With more and more families seeking high-performing homes, the all-geothermal neighborhood trend will continue to grow, said Smith. “Sustainability is here to stay, and a growing majority of homeowners make decisions with that in mind. GHP neighborhoods also present a wonderful opportunity to contractors and manufacturers, as contractors are rewarded with a more satisfied client, higher profits, and increased market share. The manufacturers also realize increased profits and sales volumes, allowing more investment in new product research and development.”
GHP neighborhoods are definitely trending in a positive fashion, with demand from customers remaining high. “ClimateMaster has many projects in the pipeline and others that are in various phases of construction. And, creating a great marketing buzz on green, high-performance, high-efficiency geothermal neighborhoods helps sell available lots very well in many markets.”
The all-geothermal option is not just confined to new neighborhoods, either. According to Schneck, another developing trend is to “geothermal-ize” existing communities. “There is interest in going into neighborhoods that have similarly sized homes and encouraging a switch to geothermal. By doing so, the cost of installation can be driven down, and everyone in the neighborhood benefits.”

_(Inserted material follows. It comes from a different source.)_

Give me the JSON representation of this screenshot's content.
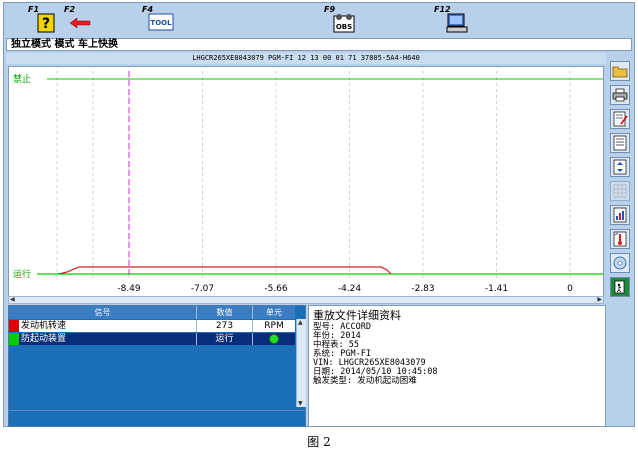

With the trend moving in the direction of green neighborhoods, manufacturers believe geothermal awareness and acceptance will continue to grow. That trend will be strengthened through consumer preferences for sustainable homes, unstable energy prices, and a pickup in the housing market, all of which point to a strong future for geothermal.
Publication date: 7/27/2015